"You are about to play a personal part in pushing the Germansout of France. Whatever part you take—rifleman, hospital orderly,mechanic, pilot, clerk, gunner, truck driver—you will be anessential factor in a great effort."As American soldiers fanned out from their beachhead in Normandyin June of 1944 and began the liberation of France, every soldiercarried that reminder in his kit. A compact trove of knowledge andreassurance, Instructions for American Servicemen in France duringWorld War II was issued to soldiers just before they embarked forFrance to help them understand both why they were going and whatthey'd find when they got there. After lying unseen in Armyarchives for decades, this remarkable guide is now available in anew facsimile edition that reproduces the full text andillustrations of the original along with a new introduction by RickAtkinson setting the book in context.Written in a straightforward, personal tone, the pamphlet isequal parts guidebook, cultural snapshot, and propaganda piece. Acentral aim is to dispel any prejudices American soldiers may haveabout the French—especially relating to their quick capitulation in1940. Warning soldiers that the defeat "is a raw spot which theNazis have been riding" since the occupation began, Instructions iscareful to highlight France's long historical role as a major U.S.ally. Following that is a brief, fascinating sketch of the Frenchcharacter ("The French are mentally quick;" "Rich or poor, they areeconomical") and stark reminders of the deprivation the French haveendured under occupation.
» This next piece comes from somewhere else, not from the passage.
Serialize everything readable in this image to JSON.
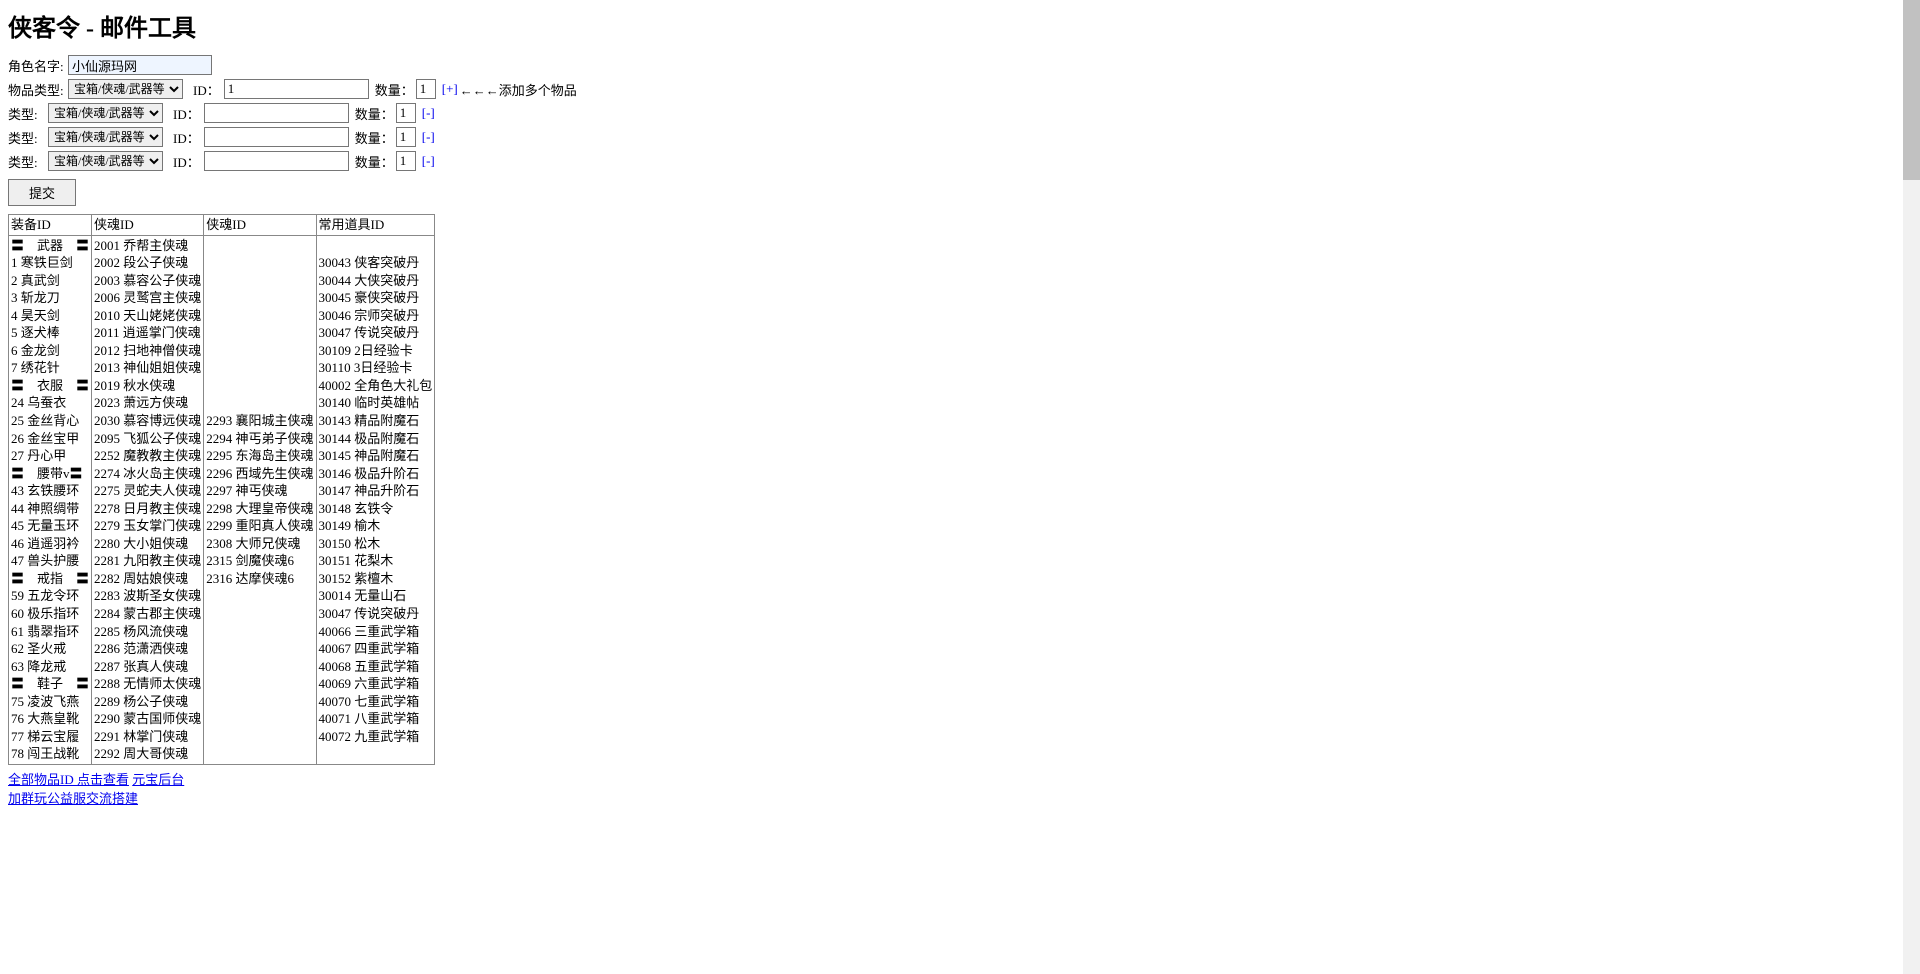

Yet an air of reassuring confidencepervades the final section of the pamphlet, which reads like astraightforward tourists' guide to Paris and the provinces—like apromise of better days to come once the soldiers complete theirmission.Written by anonymous War Department staffers to meet the urgentneeds of the moment, with no thought of its historical value,Instructions for American Servicemen in France during World War IInevertheless brings to vivid life the closing years of World WarII—when optimism was growing, but a long, demanding road still layahead.